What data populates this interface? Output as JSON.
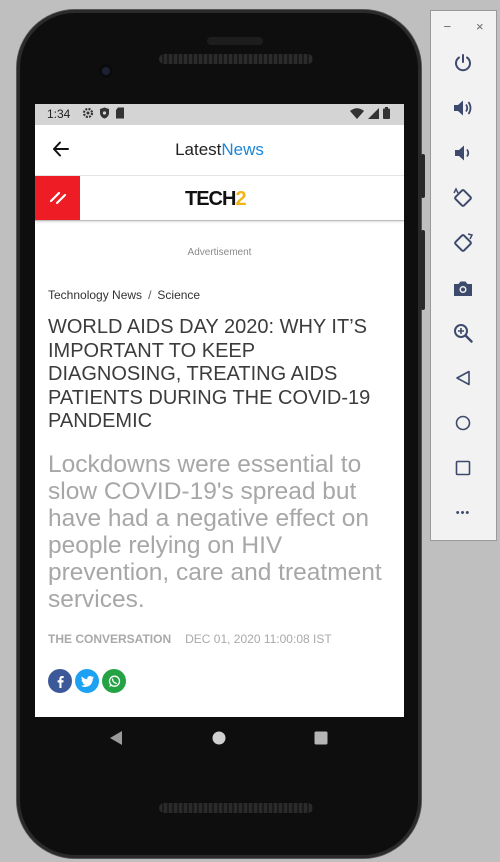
{
  "status": {
    "time": "1:34"
  },
  "appbar": {
    "title_prefix": "Latest",
    "title_suffix": "News"
  },
  "brand": {
    "logo_main": "TECH",
    "logo_num": "2"
  },
  "ad_label": "Advertisement",
  "breadcrumb": {
    "items": [
      "Technology News",
      "Science"
    ],
    "separator": "/"
  },
  "article": {
    "headline": "WORLD AIDS DAY 2020: WHY IT’S IMPORTANT TO KEEP DIAGNOSING, TREATING AIDS PATIENTS DURING THE COVID-19 PANDEMIC",
    "summary": "Lockdowns were essential to slow COVID-19's spread but have had a negative effect on people relying on HIV prevention, care and treatment services.",
    "source": "THE CONVERSATION",
    "date": "DEC 01, 2020 11:00:08 IST"
  },
  "share": {
    "facebook": "f",
    "twitter": "t",
    "whatsapp": "w"
  },
  "colors": {
    "accent": "#1c86d8",
    "brand_red": "#ee1c24",
    "logo_yellow": "#f2b416",
    "facebook": "#3b5998",
    "twitter": "#1da1f2",
    "whatsapp": "#25a244"
  },
  "emulator_panel": {
    "minimize": "−",
    "close": "×",
    "more": "•••"
  }
}
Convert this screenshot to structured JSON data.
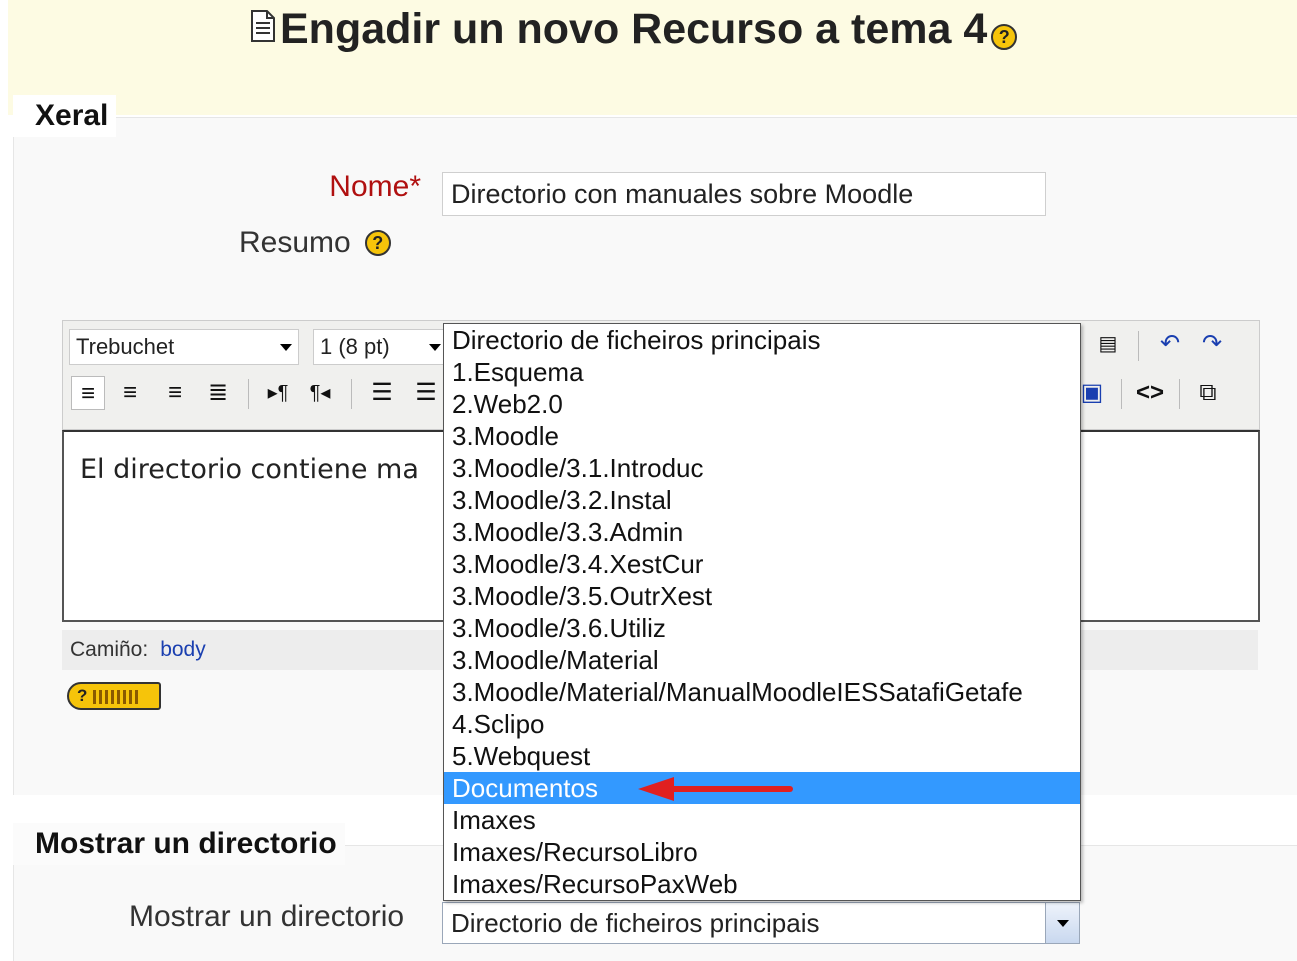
{
  "header": {
    "title": "Engadir un novo Recurso a tema 4"
  },
  "section_general": {
    "legend": "Xeral",
    "name_label": "Nome*",
    "name_value": "Directorio con manuales sobre Moodle",
    "summary_label": "Resumo"
  },
  "editor": {
    "font_select": "Trebuchet",
    "size_select": "1 (8 pt)",
    "content": "El directorio contiene ma",
    "path_label": "Camiño:",
    "path_value": "body"
  },
  "section_display": {
    "legend": "Mostrar un directorio",
    "label": "Mostrar un directorio",
    "selected": "Directorio de ficheiros principais"
  },
  "dropdown": {
    "options": [
      "Directorio de ficheiros principais",
      "1.Esquema",
      "2.Web2.0",
      "3.Moodle",
      "3.Moodle/3.1.Introduc",
      "3.Moodle/3.2.Instal",
      "3.Moodle/3.3.Admin",
      "3.Moodle/3.4.XestCur",
      "3.Moodle/3.5.OutrXest",
      "3.Moodle/3.6.Utiliz",
      "3.Moodle/Material",
      "3.Moodle/Material/ManualMoodleIESSatafiGetafe",
      "4.Sclipo",
      "5.Webquest",
      "Documentos",
      "Imaxes",
      "Imaxes/RecursoLibro",
      "Imaxes/RecursoPaxWeb"
    ],
    "highlighted": "Documentos"
  },
  "colors": {
    "highlight": "#3399ff",
    "arrow": "#e02020",
    "required": "#b01010",
    "help_icon": "#f6c40a"
  }
}
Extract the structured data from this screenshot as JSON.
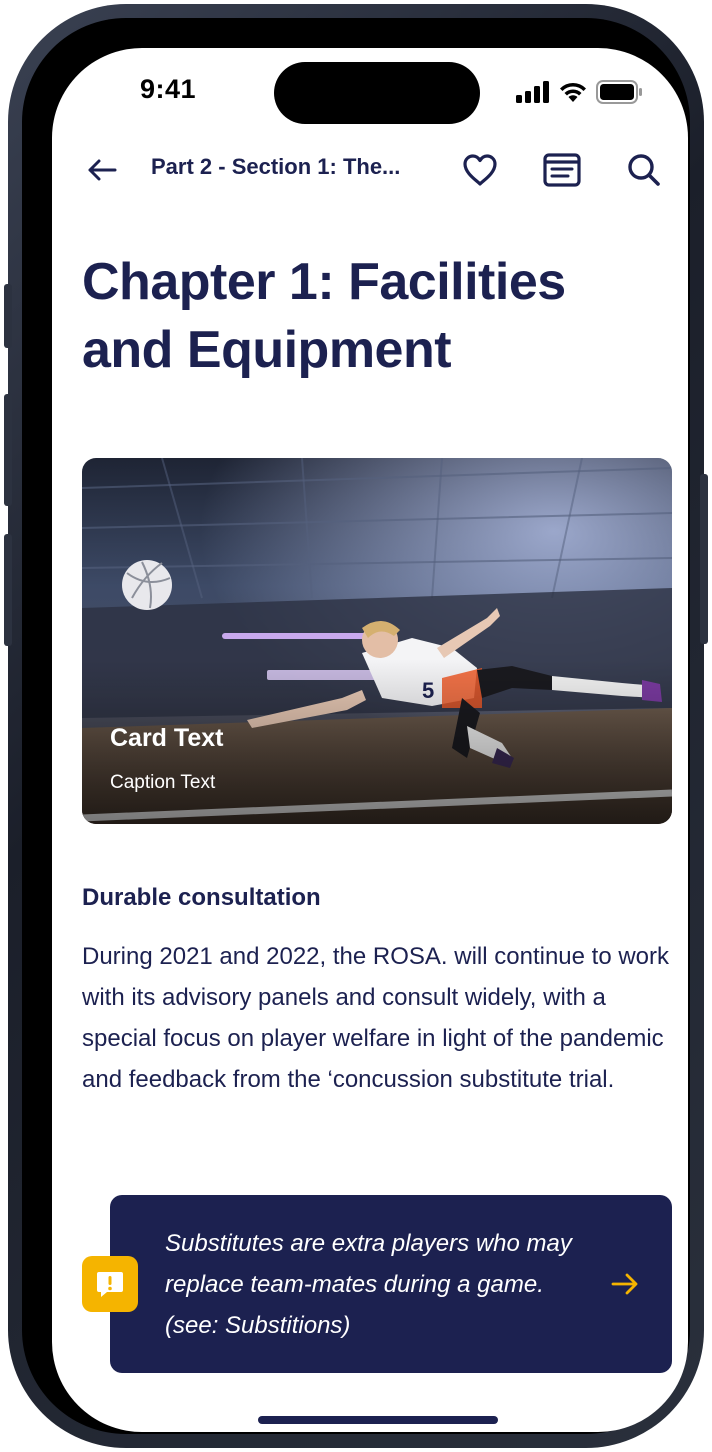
{
  "status_bar": {
    "time": "9:41",
    "icons": [
      "cellular-signal-icon",
      "wifi-icon",
      "battery-icon"
    ]
  },
  "nav": {
    "back_icon": "arrow-left-icon",
    "title": "Part 2 - Section 1: The...",
    "favorite_icon": "heart-icon",
    "toc_icon": "list-icon",
    "search_icon": "search-icon"
  },
  "chapter": {
    "title_line1": "Chapter 1: Facilities",
    "title_line2": "and Equipment"
  },
  "card": {
    "title": "Card Text",
    "caption": "Caption Text"
  },
  "section": {
    "heading": "Durable consultation",
    "body": "During 2021 and 2022, the ROSA. will continue to work with its advisory panels and consult widely, with a special focus on player welfare in light of the pandemic and feedback from the ‘concussion substitute trial."
  },
  "callout": {
    "text": "Substitutes are extra players who may replace team-mates during a game. (see: Substitions)",
    "icon": "exclamation-bubble-icon",
    "arrow_icon": "arrow-right-icon"
  },
  "colors": {
    "primary": "#1c2150",
    "accent": "#f5b400",
    "background": "#ffffff"
  }
}
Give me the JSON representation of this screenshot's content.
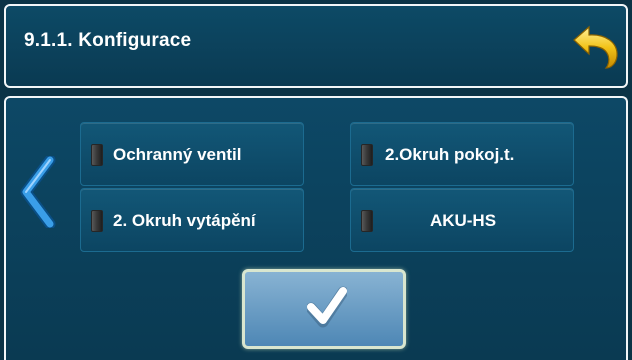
{
  "header": {
    "title": "9.1.1. Konfigurace",
    "back_icon": "undo-arrow-icon"
  },
  "navigation": {
    "prev_icon": "chevron-left-icon"
  },
  "options": [
    {
      "label": "Ochranný ventil",
      "indicator": "off"
    },
    {
      "label": "2.Okruh pokoj.t.",
      "indicator": "off"
    },
    {
      "label": "2. Okruh vytápění",
      "indicator": "off"
    },
    {
      "label": "AKU-HS",
      "indicator": "off"
    }
  ],
  "confirm": {
    "icon": "checkmark-icon"
  },
  "colors": {
    "background": "#0b3346",
    "panel": "#0d4a66",
    "tile": "#125777",
    "border": "#f2f6f8",
    "back_arrow": "#f2c318",
    "chevron": "#3a9ee8",
    "confirm_button": "#6c9dc4"
  }
}
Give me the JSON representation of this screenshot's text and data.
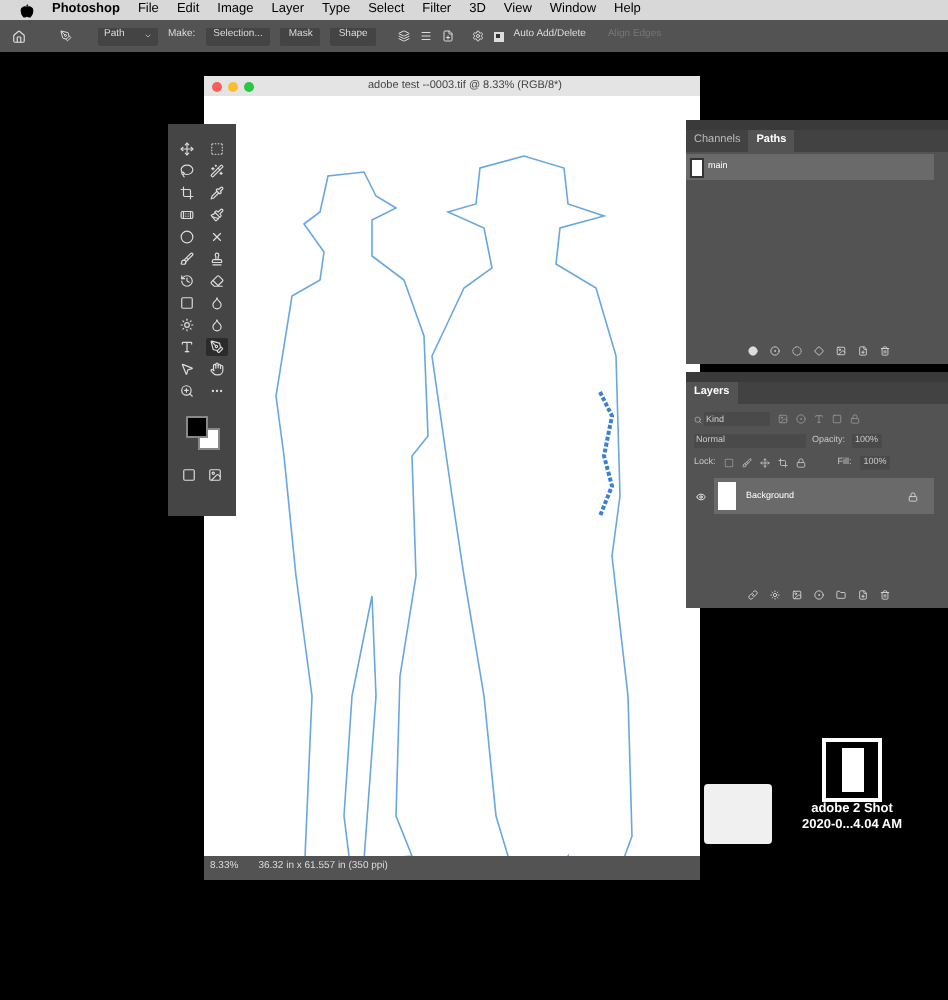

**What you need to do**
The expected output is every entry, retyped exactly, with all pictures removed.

**Result of this exercise**
What data populates this interface? Output as JSON.
{
  "status": {
    "time": "1:34"
  },
  "appbar": {
    "title_prefix": "Latest",
    "title_suffix": "News"
  },
  "brand": {
    "logo_main": "TECH",
    "logo_num": "2"
  },
  "ad_label": "Advertisement",
  "breadcrumb": {
    "items": [
      "Technology News",
      "Science"
    ],
    "separator": "/"
  },
  "article": {
    "headline": "WORLD AIDS DAY 2020: WHY IT’S IMPORTANT TO KEEP DIAGNOSING, TREATING AIDS PATIENTS DURING THE COVID-19 PANDEMIC",
    "summary": "Lockdowns were essential to slow COVID-19's spread but have had a negative effect on people relying on HIV prevention, care and treatment services.",
    "source": "THE CONVERSATION",
    "date": "DEC 01, 2020 11:00:08 IST"
  },
  "share": {
    "facebook": "f",
    "twitter": "t",
    "whatsapp": "w"
  },
  "colors": {
    "accent": "#1c86d8",
    "brand_red": "#ee1c24",
    "logo_yellow": "#f2b416",
    "facebook": "#3b5998",
    "twitter": "#1da1f2",
    "whatsapp": "#25a244"
  },
  "emulator_panel": {
    "minimize": "−",
    "close": "×",
    "more": "•••"
  }
}
Convert this screenshot to structured JSON data.
{
  "header": {
    "title": "Engadir un novo Recurso a tema 4"
  },
  "section_general": {
    "legend": "Xeral",
    "name_label": "Nome*",
    "name_value": "Directorio con manuales sobre Moodle",
    "summary_label": "Resumo"
  },
  "editor": {
    "font_select": "Trebuchet",
    "size_select": "1 (8 pt)",
    "content": "El directorio contiene ma",
    "path_label": "Camiño:",
    "path_value": "body"
  },
  "section_display": {
    "legend": "Mostrar un directorio",
    "label": "Mostrar un directorio",
    "selected": "Directorio de ficheiros principais"
  },
  "dropdown": {
    "options": [
      "Directorio de ficheiros principais",
      "1.Esquema",
      "2.Web2.0",
      "3.Moodle",
      "3.Moodle/3.1.Introduc",
      "3.Moodle/3.2.Instal",
      "3.Moodle/3.3.Admin",
      "3.Moodle/3.4.XestCur",
      "3.Moodle/3.5.OutrXest",
      "3.Moodle/3.6.Utiliz",
      "3.Moodle/Material",
      "3.Moodle/Material/ManualMoodleIESSatafiGetafe",
      "4.Sclipo",
      "5.Webquest",
      "Documentos",
      "Imaxes",
      "Imaxes/RecursoLibro",
      "Imaxes/RecursoPaxWeb"
    ],
    "highlighted": "Documentos"
  },
  "colors": {
    "highlight": "#3399ff",
    "arrow": "#e02020",
    "required": "#b01010",
    "help_icon": "#f6c40a"
  }
}
Extract the structured data from this screenshot as JSON.
{
  "status_bar": {
    "time": "9:41",
    "icons": [
      "cellular-signal-icon",
      "wifi-icon",
      "battery-icon"
    ]
  },
  "nav": {
    "back_icon": "arrow-left-icon",
    "title": "Part 2 - Section 1: The...",
    "favorite_icon": "heart-icon",
    "toc_icon": "list-icon",
    "search_icon": "search-icon"
  },
  "chapter": {
    "title_line1": "Chapter 1: Facilities",
    "title_line2": "and Equipment"
  },
  "card": {
    "title": "Card Text",
    "caption": "Caption Text"
  },
  "section": {
    "heading": "Durable consultation",
    "body": "During 2021 and 2022, the ROSA. will continue to work with its advisory panels and consult widely, with a special focus on player welfare in light of the pandemic and feedback from the ‘concussion substitute trial."
  },
  "callout": {
    "text": "Substitutes are extra players who may replace team-mates during a game. (see: Substitions)",
    "icon": "exclamation-bubble-icon",
    "arrow_icon": "arrow-right-icon"
  },
  "colors": {
    "primary": "#1c2150",
    "accent": "#f5b400",
    "background": "#ffffff"
  }
}
Give me the JSON representation of this screenshot's content.
{
  "header": {
    "title": "9.1.1. Konfigurace",
    "back_icon": "undo-arrow-icon"
  },
  "navigation": {
    "prev_icon": "chevron-left-icon"
  },
  "options": [
    {
      "label": "Ochranný ventil",
      "indicator": "off"
    },
    {
      "label": "2.Okruh pokoj.t.",
      "indicator": "off"
    },
    {
      "label": "2. Okruh vytápění",
      "indicator": "off"
    },
    {
      "label": "AKU-HS",
      "indicator": "off"
    }
  ],
  "confirm": {
    "icon": "checkmark-icon"
  },
  "colors": {
    "background": "#0b3346",
    "panel": "#0d4a66",
    "tile": "#125777",
    "border": "#f2f6f8",
    "back_arrow": "#f2c318",
    "chevron": "#3a9ee8",
    "confirm_button": "#6c9dc4"
  }
}
Give me the JSON representation of this screenshot's text and data.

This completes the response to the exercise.